By Ray Stern
By Ray Stern
By New Times
By Amy Silverman
By Stephen Lemons
By Stephen Lemons
By Monica Alonzo
By Chris Parker
"I've been called a socialist, a communist, even the antichrist," Newcomb says with a rather angelic smile. He's been able to shrug off the angry callers by applying a unique philosophy: When callers get abusive, Newcomb pictures them as sperm.
"Think about it," he says, "out of all the millions of sperm that are released, only one makes it in to fertilize the egg. Each and every one of us won that race. All of us are gold medal winners."
With that in mind, Newcomb simply thanks them for their comments.
Sappy as that may sound, it's typical of Newcomb, whose optimism even translates to On Second Thought's theme music. It's almost enough to make you want to shake some cynicism into him. Newcomb sends listeners to commercial with the Eurythmics' "Here Comes the Rain Again," chosen because, he explains, "if we all talked to each other like lovers do, the world would be a better place." He closes the show with a song that he hopes defines the show's mission to listeners, Tears for Fears' "Sowing the Seeds of Love." He's serious. However disgusted Newcomb might be with the current state of American politics, his hope for a better, Bushless future is genuine and his energy infectious.
When his bid for governor proved unsuccessful last year, the 38-year-old Newcomb found himself yearning to maintain and increase his public presence. During the campaign, he says, "People responded to the message, and I thought this was the best way to continue the fight for social and economic justice."
In May, Newcomb approached Francis Battaglia, owner of 1100 KFNX, an independent AM station struggling to combat KTAR and KFYI by providing alternative, innovative programming. "We wanted to give a voice to progressive, more liberal thinkers that may have been neglected," Battaglia says.
To make things easier, Newcomb was a progressive, more liberal thinker with enough cash to pay for start-up costs and airtime. Newcomb funded the first month of programming on his own. "[Conservative critics] say I'm a rich doctor buying airtime and I'm destined to fail. I am buying airtime, but they are buying elections," says Newcomb. "It's all about what you do with your money."
Newcomb earns his money in nursing homes and rehabilitation facilities treating the elderly, the poor, veterans, addicts, and the mentally ill. As Newcomb makes his rounds on a recent morning at Desert Sky, a residential, geriatric and rehabilitation center in Glendale, he is reminded of what conservatives have done to, and haven't done for, this country with each patient he sees.
Newcomb says the conservatives have a distorted view of the Constitution. "We the people in order to form a more perfect union" becomes twisted, he says, and "conservatives interpret it as I the individual in order to form a more perfect me.'"
Newcomb walks through a secure door brightly painted with a woodland scene and the legend "Welcome to Memory Lane." It's the Alzheimer's wing, where ancient patients sprawl in wheelchairs dozing open-mouthed in the hallways. It's not a particularly cheery place, wandering the front lines of the country's failing medical system, treating patients who in many cases will never heal.

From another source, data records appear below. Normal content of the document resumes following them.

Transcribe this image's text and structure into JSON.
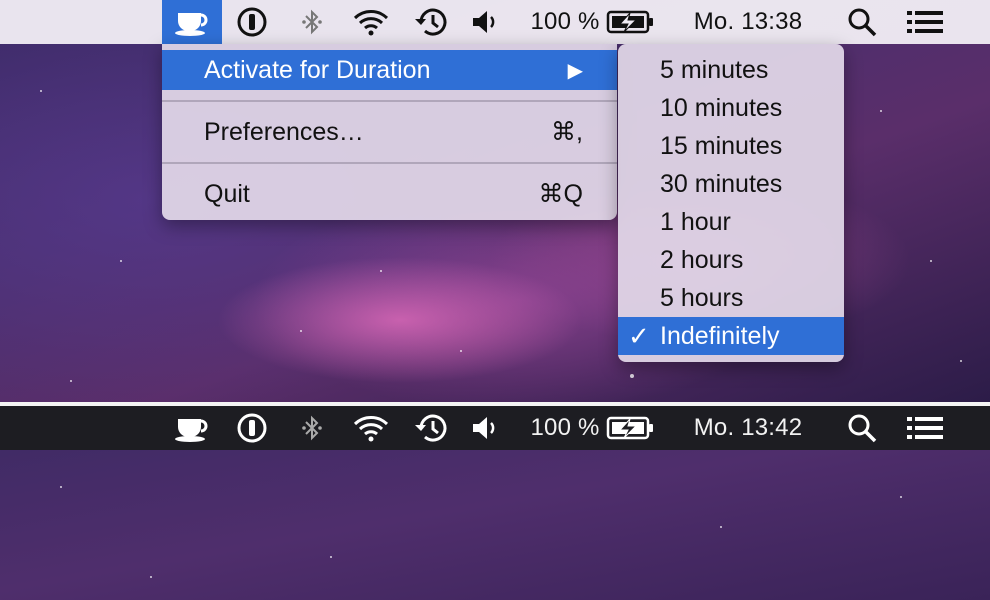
{
  "top_bar": {
    "icons": [
      "coffee-cup-icon",
      "one-password-icon",
      "bluetooth-icon",
      "wifi-icon",
      "time-machine-icon",
      "volume-icon"
    ],
    "battery_percent": "100 %",
    "clock": "Mo. 13:38",
    "right_icons": [
      "search-icon",
      "notification-center-icon"
    ]
  },
  "menu": {
    "items": [
      {
        "label": "Activate for Duration",
        "arrow": "▶"
      },
      {
        "label": "Preferences…",
        "shortcut": "⌘,"
      },
      {
        "label": "Quit",
        "shortcut": "⌘Q"
      }
    ]
  },
  "submenu": {
    "items": [
      "5 minutes",
      "10 minutes",
      "15 minutes",
      "30 minutes",
      "1 hour",
      "2 hours",
      "5 hours",
      "Indefinitely"
    ],
    "selected": "Indefinitely",
    "check": "✓"
  },
  "bottom_bar": {
    "battery_percent": "100 %",
    "clock": "Mo. 13:42"
  },
  "colors": {
    "highlight": "#2f6fd6",
    "dark_menubar": "#1d1d22",
    "light_menubar": "#f0ecf4"
  }
}
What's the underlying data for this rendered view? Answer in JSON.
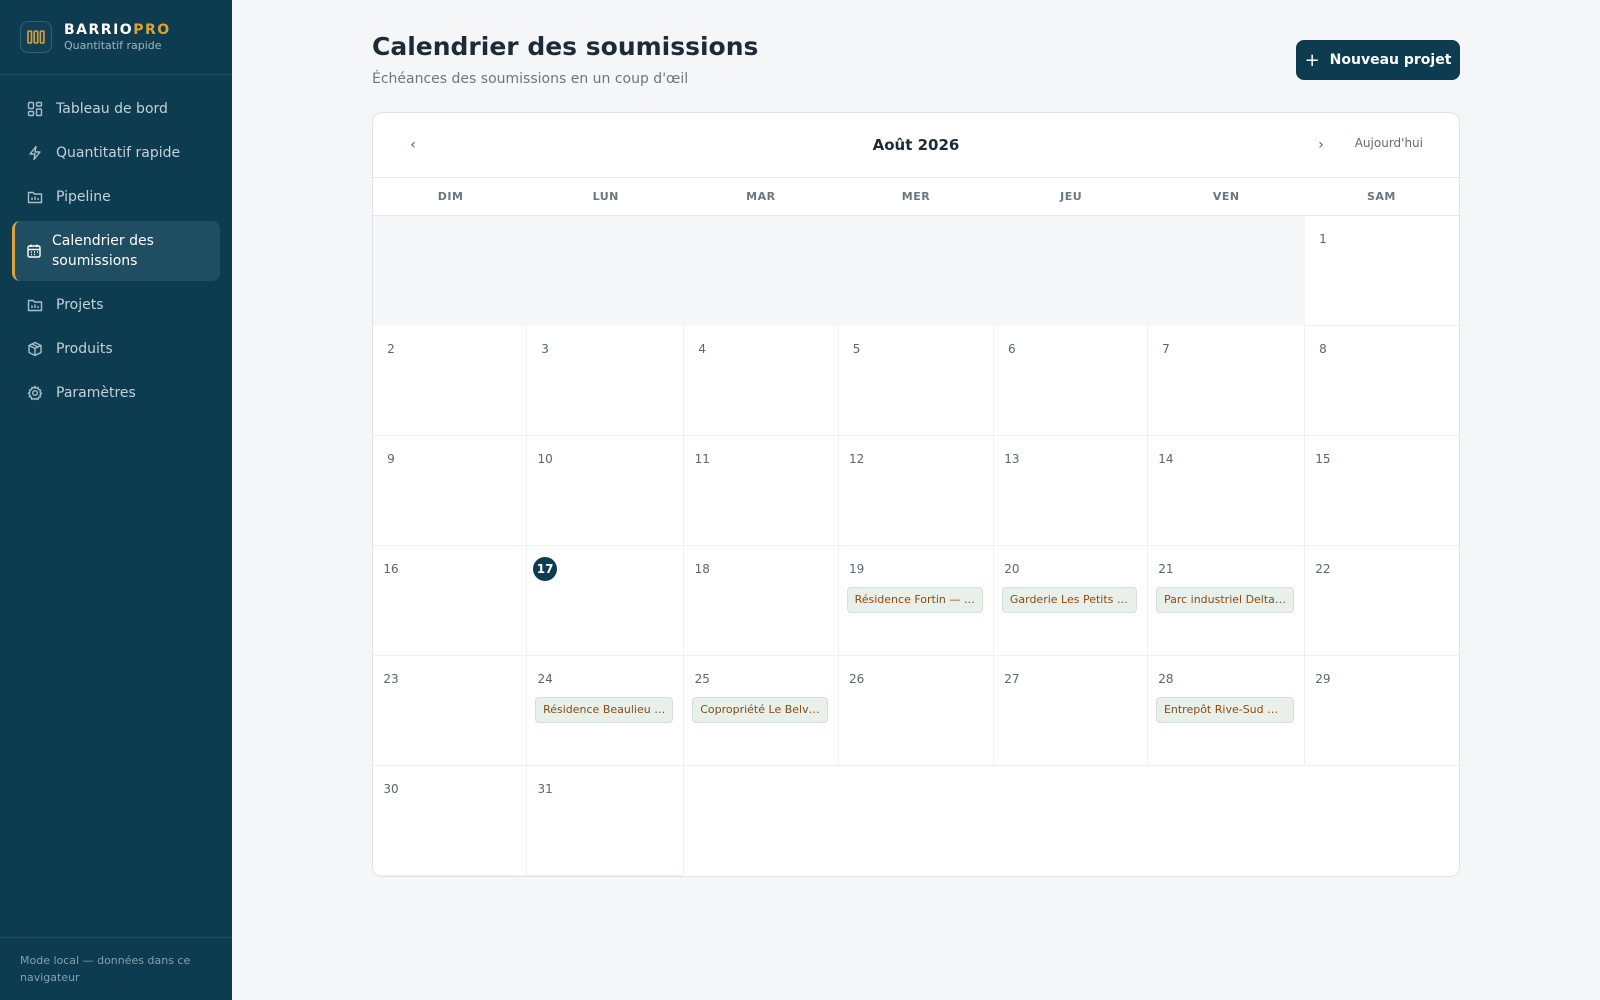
{
  "brand": {
    "name_main": "BARRIO",
    "name_accent": "PRO",
    "subtitle": "Quantitatif rapide"
  },
  "sidebar": {
    "items": [
      {
        "label": "Tableau de bord",
        "icon": "dashboard-icon",
        "active": false
      },
      {
        "label": "Quantitatif rapide",
        "icon": "lightning-icon",
        "active": false
      },
      {
        "label": "Pipeline",
        "icon": "folder-chart-icon",
        "active": false
      },
      {
        "label": "Calendrier des soumissions",
        "icon": "calendar-icon",
        "active": true
      },
      {
        "label": "Projets",
        "icon": "folder-chart-icon",
        "active": false
      },
      {
        "label": "Produits",
        "icon": "box-icon",
        "active": false
      },
      {
        "label": "Paramètres",
        "icon": "gear-icon",
        "active": false
      }
    ],
    "footer": "Mode local — données dans ce navigateur"
  },
  "header": {
    "title": "Calendrier des soumissions",
    "subtitle": "Échéances des soumissions en un coup d'œil",
    "new_button": "Nouveau projet"
  },
  "calendar": {
    "month_label": "Août 2026",
    "prev": "‹",
    "next": "›",
    "today_label": "Aujourd'hui",
    "weekdays": [
      "DIM",
      "LUN",
      "MAR",
      "MER",
      "JEU",
      "VEN",
      "SAM"
    ],
    "leading_empty": 6,
    "days_in_month": 31,
    "today": 17,
    "events": [
      {
        "day": 19,
        "label": "Résidence Fortin — …"
      },
      {
        "day": 20,
        "label": "Garderie Les Petits …"
      },
      {
        "day": 21,
        "label": "Parc industriel Delta…"
      },
      {
        "day": 24,
        "label": "Résidence Beaulieu …"
      },
      {
        "day": 25,
        "label": "Copropriété Le Belv…"
      },
      {
        "day": 28,
        "label": "Entrepôt Rive-Sud …"
      }
    ]
  },
  "colors": {
    "sidebar": "#0d3b4f",
    "accent": "#d8a43a",
    "event_text": "#8a4b12",
    "event_bg": "#e9efe9"
  }
}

Newcomb seems oblivious to the gloom, and is consumed with a desire to make the system better. As he visits patients, he sounds just as he does with a mike in front of him, discussing Arizona's nursing shortage, the Medicare crisis, the need to shore up veterans' benefits, and explaining how he holds conservative policies accountable.
Newcomb opens a blue binder and flips through a patient's chart, shaking his head. "Medical error is responsible for 100,000 deaths each year in this country," he says as he rifles through page after page of scrawled notes, some more legible than others. "It's so easy to make a mistake this way."
Electronic medical records would save lives, he argues, but the cost of adopting such a system is prohibitive for private institutions. The government should step in, Newcomb argues. "We're losing 30 times as many people each year as we lost on September 11. Half or all of those deaths could be prevented with electronic records. Bush is asking for another $60 billion for Iraq. Why not spend $6 billion and save lives here?"
Newcomb's critical, articulate approach and his quick wit have helped make the show a tentative success. Within a month, Battaglia says, it was clear that On Second Thought was catching on. Calls and e-mails were pouring in, and financially the show began to carry itself. Sponsors popped up, such as attorney David Eagle, Hospice of Arizona and Desert Surprise Church of Christ.
Local support is indicative of a larger movement to reclaim the airwaves from the conservative right. On Second Thought is an early, independent version of progressive political talk radio, which should become more prevalent by January of 2004 when a nationwide network of liberal talk radio is set to launch.